Data entries
□ □ □ □ □

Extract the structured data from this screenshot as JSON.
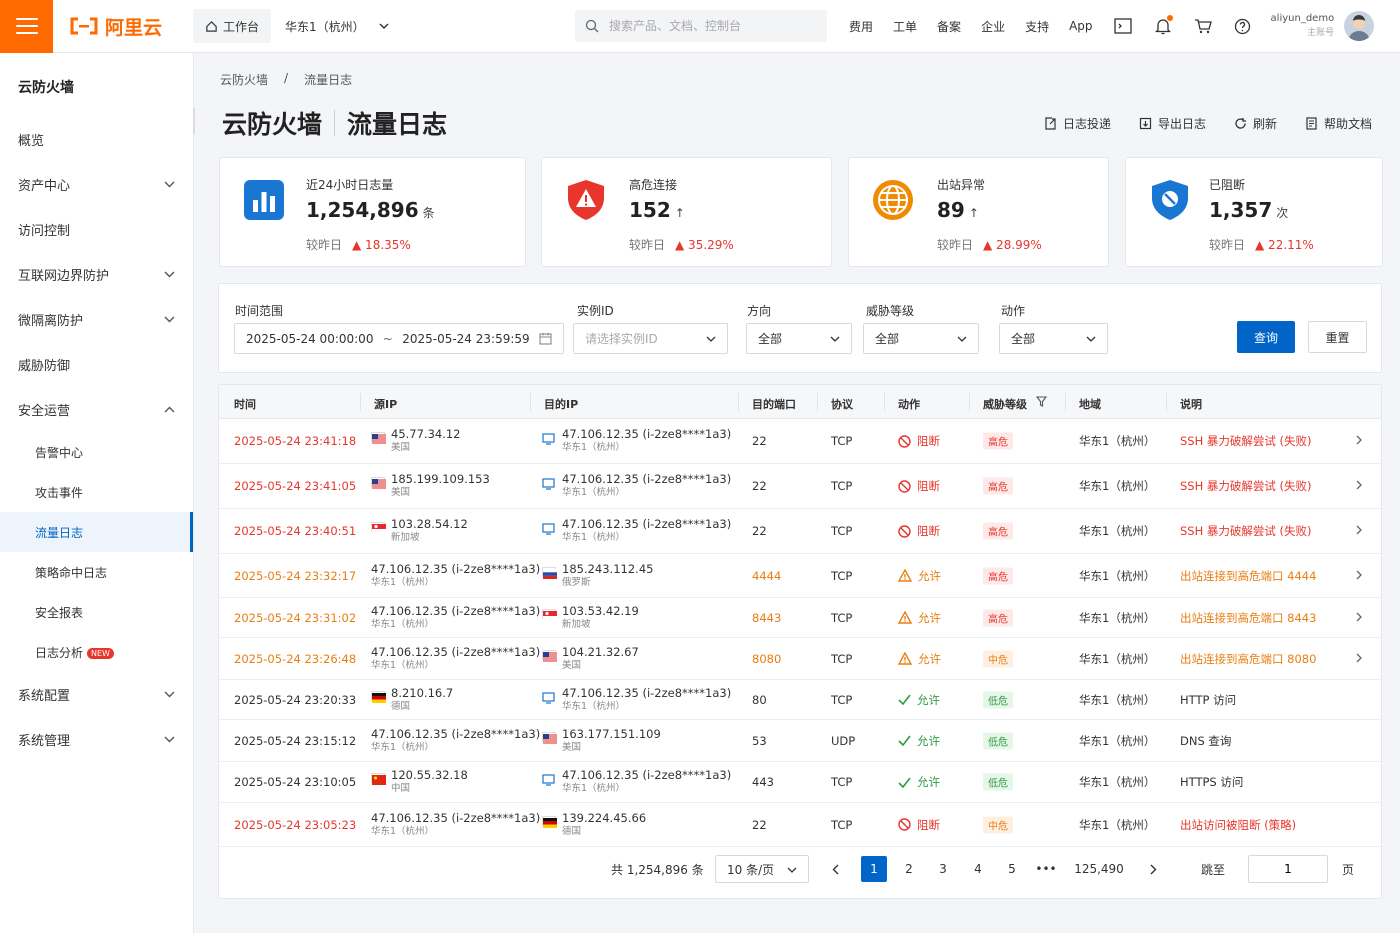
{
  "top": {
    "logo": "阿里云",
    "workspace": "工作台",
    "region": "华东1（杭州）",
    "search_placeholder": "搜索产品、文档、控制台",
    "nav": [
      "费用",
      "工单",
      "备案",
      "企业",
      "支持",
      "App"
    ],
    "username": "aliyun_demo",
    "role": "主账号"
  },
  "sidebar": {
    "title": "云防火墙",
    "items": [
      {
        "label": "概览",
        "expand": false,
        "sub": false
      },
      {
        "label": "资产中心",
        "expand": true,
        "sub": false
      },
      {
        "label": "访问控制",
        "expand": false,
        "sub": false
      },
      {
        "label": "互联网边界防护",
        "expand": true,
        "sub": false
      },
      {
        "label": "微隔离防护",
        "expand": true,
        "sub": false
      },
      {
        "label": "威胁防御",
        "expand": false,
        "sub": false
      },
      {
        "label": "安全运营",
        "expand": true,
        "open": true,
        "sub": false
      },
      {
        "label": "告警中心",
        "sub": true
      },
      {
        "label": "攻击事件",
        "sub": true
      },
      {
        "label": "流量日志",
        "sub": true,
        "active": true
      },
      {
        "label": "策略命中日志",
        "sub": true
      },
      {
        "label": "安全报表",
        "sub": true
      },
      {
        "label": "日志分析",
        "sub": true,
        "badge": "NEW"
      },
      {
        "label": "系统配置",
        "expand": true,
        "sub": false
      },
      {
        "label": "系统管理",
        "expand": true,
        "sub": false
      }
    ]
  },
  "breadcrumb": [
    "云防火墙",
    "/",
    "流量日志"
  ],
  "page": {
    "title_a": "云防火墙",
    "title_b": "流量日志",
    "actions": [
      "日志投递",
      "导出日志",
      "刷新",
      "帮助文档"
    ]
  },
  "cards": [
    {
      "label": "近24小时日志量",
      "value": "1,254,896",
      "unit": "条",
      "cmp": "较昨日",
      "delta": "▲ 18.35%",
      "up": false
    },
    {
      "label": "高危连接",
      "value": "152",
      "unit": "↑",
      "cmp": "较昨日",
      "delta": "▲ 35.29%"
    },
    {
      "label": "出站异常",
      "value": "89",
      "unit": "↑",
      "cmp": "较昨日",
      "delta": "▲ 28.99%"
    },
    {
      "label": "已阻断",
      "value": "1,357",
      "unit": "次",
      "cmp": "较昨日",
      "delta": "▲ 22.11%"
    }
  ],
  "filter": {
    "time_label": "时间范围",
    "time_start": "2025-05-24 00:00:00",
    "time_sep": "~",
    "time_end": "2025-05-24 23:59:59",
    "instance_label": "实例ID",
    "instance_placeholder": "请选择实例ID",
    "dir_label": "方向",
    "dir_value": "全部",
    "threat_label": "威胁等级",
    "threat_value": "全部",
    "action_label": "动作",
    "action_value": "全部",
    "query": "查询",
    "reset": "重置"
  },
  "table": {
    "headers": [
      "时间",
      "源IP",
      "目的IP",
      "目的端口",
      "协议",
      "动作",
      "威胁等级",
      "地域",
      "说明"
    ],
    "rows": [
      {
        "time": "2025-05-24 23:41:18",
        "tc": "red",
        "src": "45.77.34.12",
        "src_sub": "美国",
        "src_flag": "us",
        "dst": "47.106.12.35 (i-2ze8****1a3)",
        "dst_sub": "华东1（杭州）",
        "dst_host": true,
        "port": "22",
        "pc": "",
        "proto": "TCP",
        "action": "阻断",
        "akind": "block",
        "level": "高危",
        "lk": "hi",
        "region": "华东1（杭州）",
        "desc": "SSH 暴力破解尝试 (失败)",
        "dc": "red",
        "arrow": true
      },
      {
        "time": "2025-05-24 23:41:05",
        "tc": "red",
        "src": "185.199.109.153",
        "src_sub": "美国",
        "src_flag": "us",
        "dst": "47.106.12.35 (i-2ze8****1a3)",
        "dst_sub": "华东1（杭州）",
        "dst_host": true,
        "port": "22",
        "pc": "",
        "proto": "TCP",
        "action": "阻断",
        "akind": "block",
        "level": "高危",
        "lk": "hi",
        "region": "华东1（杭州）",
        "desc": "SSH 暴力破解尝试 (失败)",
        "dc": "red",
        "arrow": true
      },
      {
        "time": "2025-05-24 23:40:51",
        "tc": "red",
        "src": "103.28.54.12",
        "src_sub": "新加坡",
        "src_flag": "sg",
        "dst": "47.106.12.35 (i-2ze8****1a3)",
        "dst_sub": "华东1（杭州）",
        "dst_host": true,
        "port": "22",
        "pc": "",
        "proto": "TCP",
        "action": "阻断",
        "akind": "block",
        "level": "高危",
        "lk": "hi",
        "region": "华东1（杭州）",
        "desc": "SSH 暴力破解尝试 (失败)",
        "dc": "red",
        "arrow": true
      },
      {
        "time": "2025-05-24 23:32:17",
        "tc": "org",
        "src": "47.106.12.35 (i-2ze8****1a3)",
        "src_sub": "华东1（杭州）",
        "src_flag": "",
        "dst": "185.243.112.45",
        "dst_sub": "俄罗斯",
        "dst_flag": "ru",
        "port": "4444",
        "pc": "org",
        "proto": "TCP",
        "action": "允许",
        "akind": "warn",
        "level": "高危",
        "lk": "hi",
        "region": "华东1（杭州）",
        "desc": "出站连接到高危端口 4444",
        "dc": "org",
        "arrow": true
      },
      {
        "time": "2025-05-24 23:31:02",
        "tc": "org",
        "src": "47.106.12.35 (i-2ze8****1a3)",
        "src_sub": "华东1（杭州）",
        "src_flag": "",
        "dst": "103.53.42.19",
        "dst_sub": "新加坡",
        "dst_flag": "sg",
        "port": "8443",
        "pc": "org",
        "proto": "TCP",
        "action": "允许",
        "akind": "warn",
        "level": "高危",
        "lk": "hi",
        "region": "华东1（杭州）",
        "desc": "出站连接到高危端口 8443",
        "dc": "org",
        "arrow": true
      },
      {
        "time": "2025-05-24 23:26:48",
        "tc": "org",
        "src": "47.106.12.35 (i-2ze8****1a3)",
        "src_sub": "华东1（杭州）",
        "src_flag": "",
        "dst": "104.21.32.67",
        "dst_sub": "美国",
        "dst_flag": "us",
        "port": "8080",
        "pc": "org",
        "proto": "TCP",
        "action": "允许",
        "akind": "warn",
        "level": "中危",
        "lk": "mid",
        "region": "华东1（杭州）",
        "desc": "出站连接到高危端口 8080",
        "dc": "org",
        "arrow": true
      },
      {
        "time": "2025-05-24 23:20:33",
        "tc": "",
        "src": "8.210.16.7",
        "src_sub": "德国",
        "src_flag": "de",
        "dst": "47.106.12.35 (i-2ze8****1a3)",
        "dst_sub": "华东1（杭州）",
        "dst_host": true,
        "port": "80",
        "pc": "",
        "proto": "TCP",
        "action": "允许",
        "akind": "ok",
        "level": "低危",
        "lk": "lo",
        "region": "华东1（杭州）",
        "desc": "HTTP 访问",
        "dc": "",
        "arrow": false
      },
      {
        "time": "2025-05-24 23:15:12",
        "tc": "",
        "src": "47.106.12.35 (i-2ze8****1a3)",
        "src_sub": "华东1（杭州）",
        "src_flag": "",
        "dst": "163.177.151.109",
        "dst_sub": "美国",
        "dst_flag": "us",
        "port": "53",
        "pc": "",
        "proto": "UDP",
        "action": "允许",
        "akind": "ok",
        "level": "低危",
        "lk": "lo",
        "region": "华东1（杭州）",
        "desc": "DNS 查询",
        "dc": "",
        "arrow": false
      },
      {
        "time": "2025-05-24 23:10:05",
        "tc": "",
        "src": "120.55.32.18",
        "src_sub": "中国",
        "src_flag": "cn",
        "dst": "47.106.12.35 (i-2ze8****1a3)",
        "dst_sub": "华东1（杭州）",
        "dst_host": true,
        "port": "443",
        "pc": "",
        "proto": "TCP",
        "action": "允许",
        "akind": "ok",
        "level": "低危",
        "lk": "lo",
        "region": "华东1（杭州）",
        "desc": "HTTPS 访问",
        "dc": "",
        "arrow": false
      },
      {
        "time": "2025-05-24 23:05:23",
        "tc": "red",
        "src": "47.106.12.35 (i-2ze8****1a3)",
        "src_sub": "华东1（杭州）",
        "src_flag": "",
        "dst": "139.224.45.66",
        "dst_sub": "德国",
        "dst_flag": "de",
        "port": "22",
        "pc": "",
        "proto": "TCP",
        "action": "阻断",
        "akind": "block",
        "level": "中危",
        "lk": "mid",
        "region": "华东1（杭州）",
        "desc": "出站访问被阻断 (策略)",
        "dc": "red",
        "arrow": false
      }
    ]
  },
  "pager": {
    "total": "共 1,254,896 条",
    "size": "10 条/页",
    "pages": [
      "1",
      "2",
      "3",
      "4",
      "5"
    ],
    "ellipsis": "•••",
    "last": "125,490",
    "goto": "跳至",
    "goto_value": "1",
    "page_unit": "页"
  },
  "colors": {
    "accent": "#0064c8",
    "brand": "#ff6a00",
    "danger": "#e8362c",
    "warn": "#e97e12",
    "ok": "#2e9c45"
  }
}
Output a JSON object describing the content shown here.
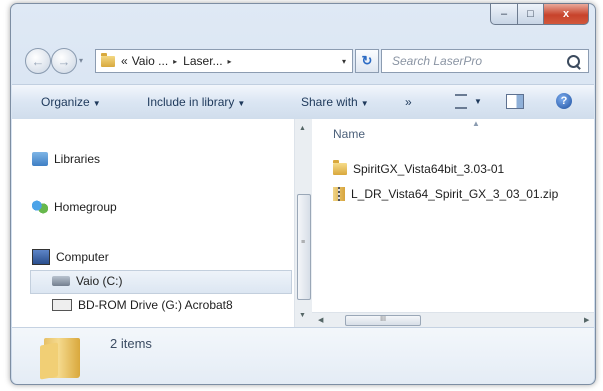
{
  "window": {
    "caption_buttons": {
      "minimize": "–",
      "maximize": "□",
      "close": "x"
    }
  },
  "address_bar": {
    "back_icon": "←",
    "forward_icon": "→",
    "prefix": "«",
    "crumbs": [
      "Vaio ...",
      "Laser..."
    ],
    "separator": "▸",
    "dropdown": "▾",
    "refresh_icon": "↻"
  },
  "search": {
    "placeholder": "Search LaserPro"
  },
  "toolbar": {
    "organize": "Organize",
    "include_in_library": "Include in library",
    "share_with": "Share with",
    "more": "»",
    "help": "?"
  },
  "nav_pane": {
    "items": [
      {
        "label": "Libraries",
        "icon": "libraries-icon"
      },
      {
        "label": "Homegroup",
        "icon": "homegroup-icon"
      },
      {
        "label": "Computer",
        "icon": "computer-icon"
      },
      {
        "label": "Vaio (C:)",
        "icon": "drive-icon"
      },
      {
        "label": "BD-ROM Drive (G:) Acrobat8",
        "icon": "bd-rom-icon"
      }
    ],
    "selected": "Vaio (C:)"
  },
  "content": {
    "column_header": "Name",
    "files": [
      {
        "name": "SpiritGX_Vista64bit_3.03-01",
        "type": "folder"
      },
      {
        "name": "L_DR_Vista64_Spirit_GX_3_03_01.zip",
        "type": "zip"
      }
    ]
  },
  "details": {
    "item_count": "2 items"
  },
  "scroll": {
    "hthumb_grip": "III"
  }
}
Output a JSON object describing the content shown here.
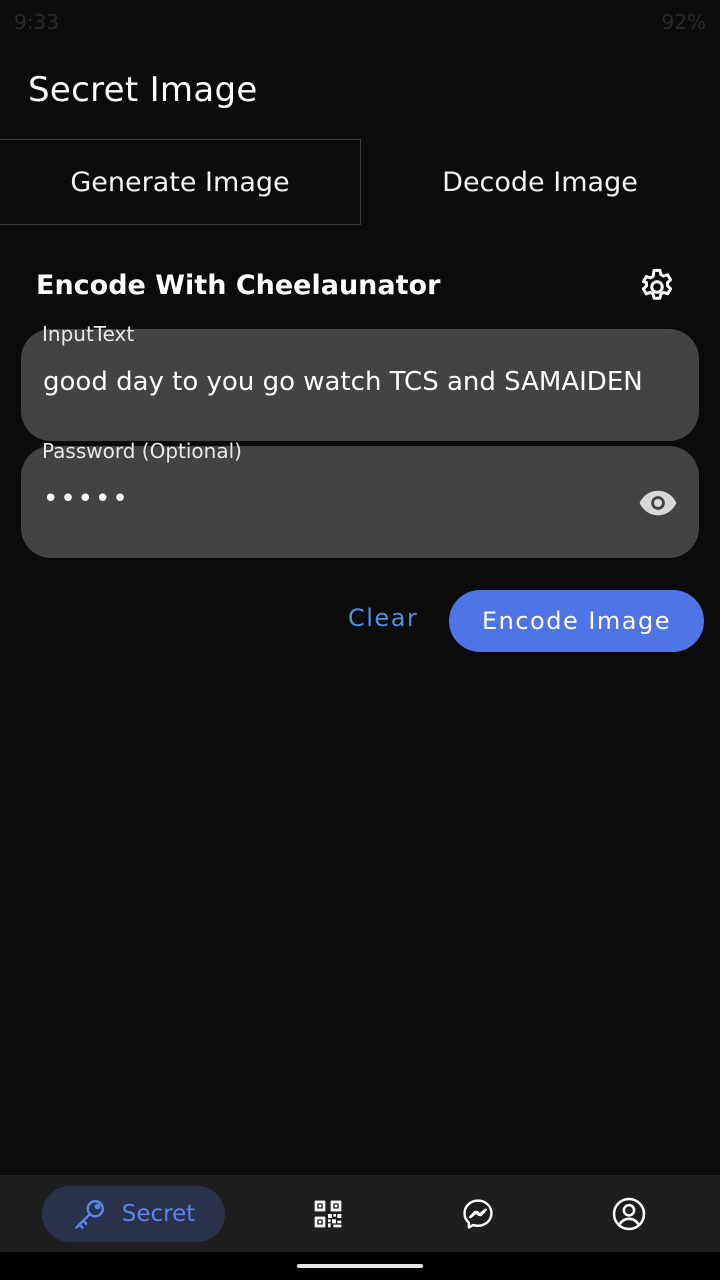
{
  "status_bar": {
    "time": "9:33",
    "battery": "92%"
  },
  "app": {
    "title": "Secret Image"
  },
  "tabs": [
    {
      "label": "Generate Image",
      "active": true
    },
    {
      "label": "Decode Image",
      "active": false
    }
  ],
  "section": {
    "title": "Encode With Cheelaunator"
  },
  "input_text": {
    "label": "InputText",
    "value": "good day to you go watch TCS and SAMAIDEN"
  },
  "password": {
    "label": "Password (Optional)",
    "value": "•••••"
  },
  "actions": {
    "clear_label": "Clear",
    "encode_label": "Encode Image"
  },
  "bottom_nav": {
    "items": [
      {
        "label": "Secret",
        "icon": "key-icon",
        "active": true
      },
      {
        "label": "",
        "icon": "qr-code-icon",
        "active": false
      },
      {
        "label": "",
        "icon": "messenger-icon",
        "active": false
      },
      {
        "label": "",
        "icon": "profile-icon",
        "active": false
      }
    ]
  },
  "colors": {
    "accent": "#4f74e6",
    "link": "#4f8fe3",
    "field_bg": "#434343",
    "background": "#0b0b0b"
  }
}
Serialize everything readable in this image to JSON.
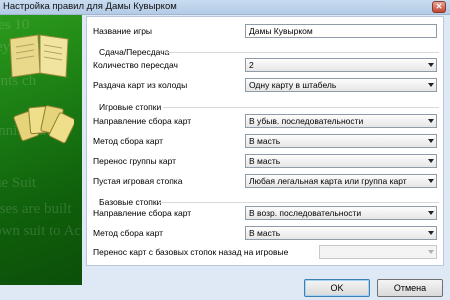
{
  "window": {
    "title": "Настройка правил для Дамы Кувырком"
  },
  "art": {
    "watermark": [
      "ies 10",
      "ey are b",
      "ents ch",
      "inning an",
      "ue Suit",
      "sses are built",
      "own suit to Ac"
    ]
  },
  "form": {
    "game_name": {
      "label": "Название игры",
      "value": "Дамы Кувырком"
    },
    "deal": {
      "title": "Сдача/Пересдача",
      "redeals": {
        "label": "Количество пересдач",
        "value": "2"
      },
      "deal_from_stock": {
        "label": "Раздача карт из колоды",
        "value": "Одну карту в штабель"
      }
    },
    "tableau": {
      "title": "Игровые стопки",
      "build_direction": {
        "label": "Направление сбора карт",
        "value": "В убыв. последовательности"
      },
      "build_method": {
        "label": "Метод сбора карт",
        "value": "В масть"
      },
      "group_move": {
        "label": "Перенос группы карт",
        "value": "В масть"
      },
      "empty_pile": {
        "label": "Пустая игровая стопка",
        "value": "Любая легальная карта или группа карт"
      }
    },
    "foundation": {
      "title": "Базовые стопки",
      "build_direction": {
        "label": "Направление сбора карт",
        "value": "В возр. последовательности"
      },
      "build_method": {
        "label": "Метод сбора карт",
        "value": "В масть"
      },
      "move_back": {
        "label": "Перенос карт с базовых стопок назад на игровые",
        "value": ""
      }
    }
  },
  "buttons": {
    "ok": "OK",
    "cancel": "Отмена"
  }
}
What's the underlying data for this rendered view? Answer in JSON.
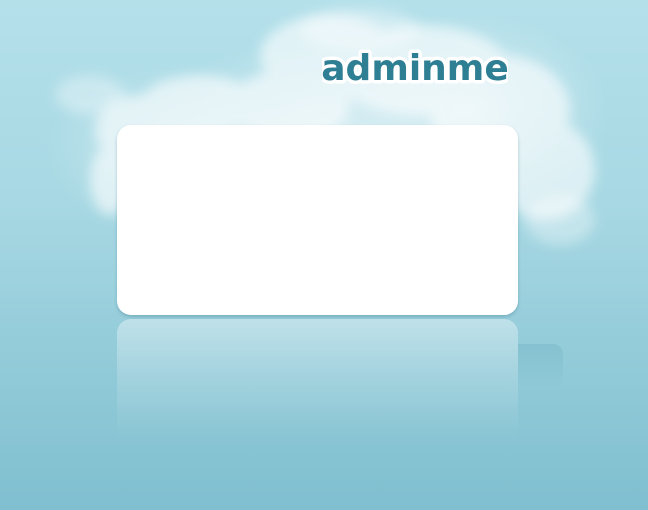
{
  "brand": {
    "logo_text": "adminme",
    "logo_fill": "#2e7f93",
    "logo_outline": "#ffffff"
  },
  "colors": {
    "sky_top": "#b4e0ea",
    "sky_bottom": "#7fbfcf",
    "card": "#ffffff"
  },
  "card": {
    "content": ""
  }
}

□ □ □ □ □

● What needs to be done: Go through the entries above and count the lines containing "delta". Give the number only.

● Response: 4